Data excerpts
******

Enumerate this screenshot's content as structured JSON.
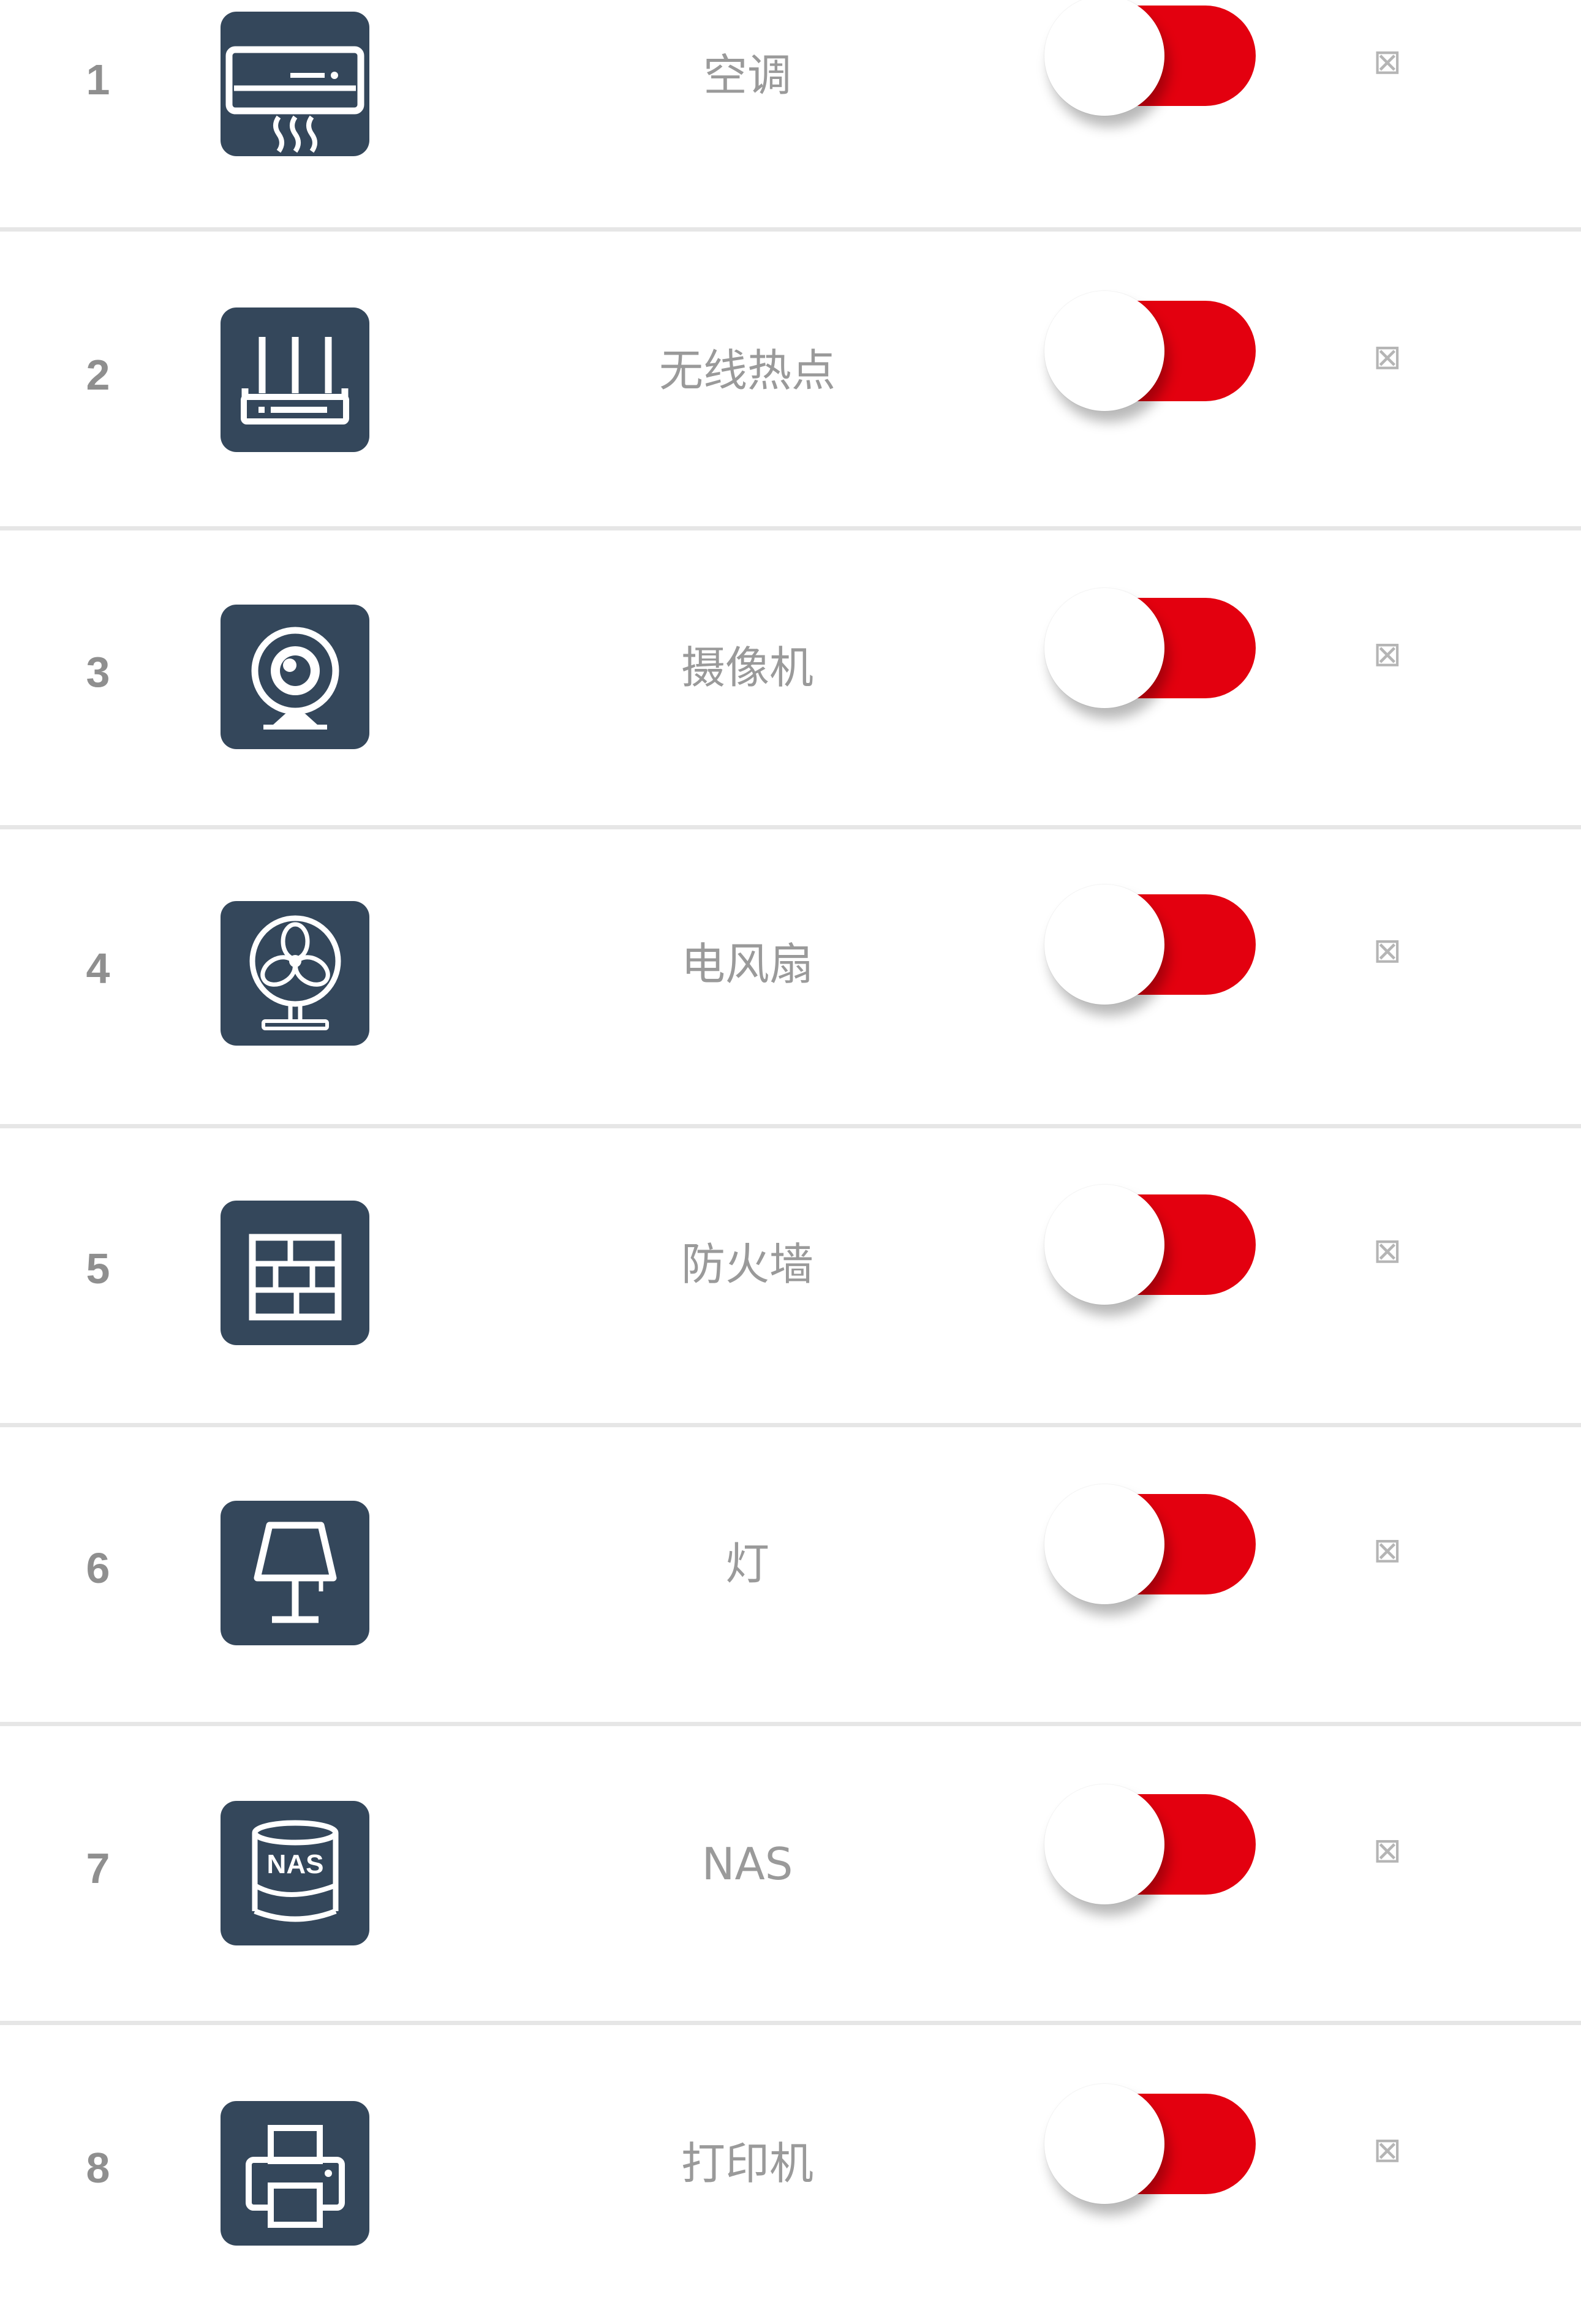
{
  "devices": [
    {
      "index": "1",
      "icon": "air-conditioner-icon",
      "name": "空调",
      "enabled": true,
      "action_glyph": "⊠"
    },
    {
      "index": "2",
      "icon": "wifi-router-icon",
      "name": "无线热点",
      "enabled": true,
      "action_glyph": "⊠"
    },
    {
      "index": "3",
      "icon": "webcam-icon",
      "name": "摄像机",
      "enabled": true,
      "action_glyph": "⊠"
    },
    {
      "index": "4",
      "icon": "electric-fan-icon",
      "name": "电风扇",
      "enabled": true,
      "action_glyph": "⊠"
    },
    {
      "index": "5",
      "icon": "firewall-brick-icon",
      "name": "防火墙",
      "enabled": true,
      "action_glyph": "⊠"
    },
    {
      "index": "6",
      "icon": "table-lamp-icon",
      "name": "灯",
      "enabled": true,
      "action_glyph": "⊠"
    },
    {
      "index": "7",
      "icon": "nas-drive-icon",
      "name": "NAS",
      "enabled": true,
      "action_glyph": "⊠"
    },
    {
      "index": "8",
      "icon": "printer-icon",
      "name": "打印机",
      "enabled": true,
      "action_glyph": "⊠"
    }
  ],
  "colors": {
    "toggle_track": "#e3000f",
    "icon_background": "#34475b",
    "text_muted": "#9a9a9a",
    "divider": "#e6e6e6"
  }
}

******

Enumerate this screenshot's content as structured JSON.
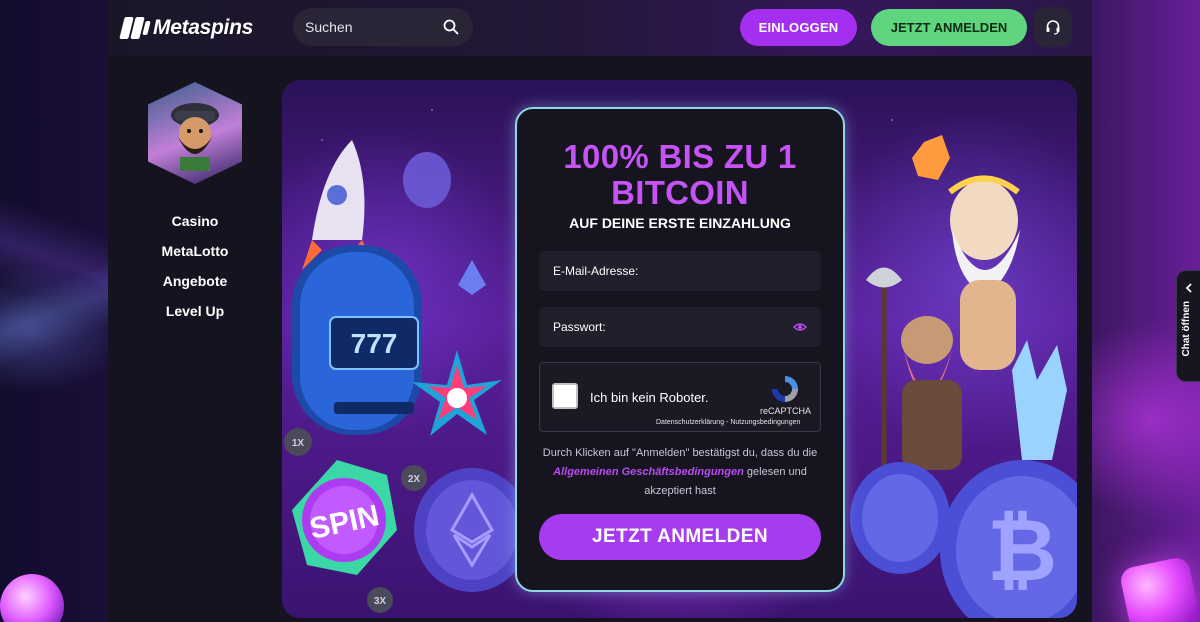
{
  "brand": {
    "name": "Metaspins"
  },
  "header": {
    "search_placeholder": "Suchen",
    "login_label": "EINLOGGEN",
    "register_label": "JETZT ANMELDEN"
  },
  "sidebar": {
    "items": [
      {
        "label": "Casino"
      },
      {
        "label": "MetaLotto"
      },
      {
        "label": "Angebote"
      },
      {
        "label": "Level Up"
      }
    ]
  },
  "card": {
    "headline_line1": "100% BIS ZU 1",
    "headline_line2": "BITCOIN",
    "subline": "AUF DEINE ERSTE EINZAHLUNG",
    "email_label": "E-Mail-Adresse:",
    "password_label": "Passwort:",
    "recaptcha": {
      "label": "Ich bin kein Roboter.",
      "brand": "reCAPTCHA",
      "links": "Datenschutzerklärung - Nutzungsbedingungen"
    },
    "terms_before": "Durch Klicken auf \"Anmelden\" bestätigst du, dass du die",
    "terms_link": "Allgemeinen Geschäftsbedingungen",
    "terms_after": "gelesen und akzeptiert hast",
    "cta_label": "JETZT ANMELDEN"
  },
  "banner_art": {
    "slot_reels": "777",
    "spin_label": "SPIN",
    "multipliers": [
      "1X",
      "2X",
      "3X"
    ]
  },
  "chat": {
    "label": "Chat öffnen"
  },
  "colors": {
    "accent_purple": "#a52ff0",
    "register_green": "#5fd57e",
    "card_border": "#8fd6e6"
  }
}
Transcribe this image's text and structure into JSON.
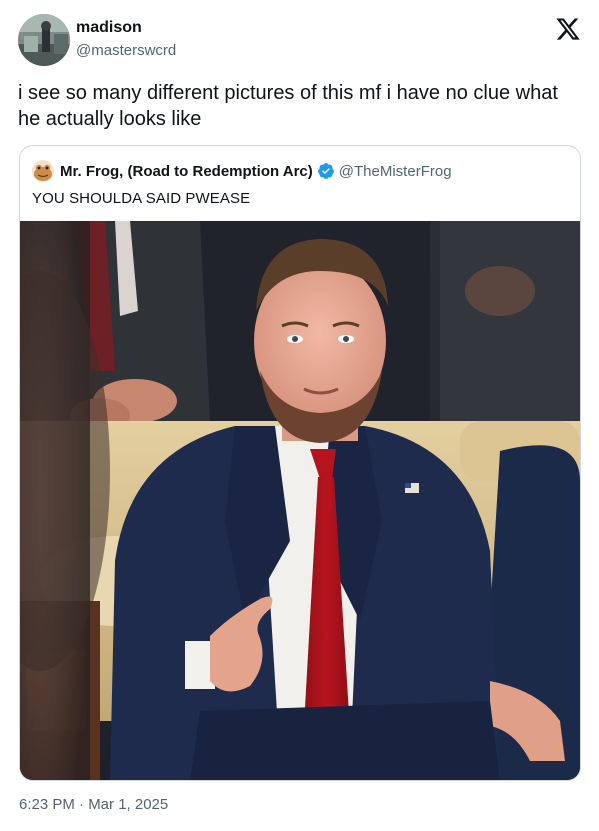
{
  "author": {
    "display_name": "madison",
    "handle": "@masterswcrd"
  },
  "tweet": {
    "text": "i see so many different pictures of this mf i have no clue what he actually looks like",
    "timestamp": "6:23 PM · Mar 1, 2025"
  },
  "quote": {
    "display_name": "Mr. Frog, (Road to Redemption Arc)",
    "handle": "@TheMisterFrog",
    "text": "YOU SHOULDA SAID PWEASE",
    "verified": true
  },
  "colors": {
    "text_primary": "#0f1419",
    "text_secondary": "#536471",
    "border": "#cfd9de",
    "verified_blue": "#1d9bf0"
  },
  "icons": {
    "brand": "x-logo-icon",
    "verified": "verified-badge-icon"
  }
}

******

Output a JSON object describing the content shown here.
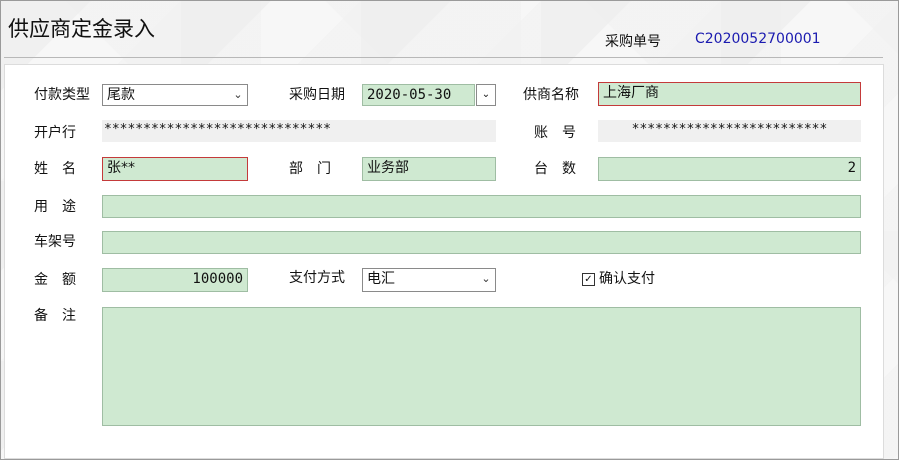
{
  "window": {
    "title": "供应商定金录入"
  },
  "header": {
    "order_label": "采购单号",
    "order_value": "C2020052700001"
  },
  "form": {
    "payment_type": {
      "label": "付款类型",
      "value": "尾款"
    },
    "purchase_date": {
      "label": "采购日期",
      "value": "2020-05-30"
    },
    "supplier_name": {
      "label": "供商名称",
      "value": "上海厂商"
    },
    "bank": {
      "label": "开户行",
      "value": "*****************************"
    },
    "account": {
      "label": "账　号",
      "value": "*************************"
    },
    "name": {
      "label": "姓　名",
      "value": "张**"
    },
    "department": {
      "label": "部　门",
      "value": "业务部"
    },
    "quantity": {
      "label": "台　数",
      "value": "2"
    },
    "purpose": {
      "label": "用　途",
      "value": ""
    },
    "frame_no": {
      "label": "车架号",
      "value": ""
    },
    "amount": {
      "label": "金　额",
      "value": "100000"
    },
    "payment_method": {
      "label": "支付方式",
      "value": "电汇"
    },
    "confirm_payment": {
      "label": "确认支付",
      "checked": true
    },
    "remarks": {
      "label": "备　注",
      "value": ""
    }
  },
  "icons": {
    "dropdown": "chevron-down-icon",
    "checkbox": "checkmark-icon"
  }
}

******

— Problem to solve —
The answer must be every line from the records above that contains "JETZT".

— Answer area —
    "register_label": "JETZT ANMELDEN"
    "cta_label": "JETZT ANMELDEN"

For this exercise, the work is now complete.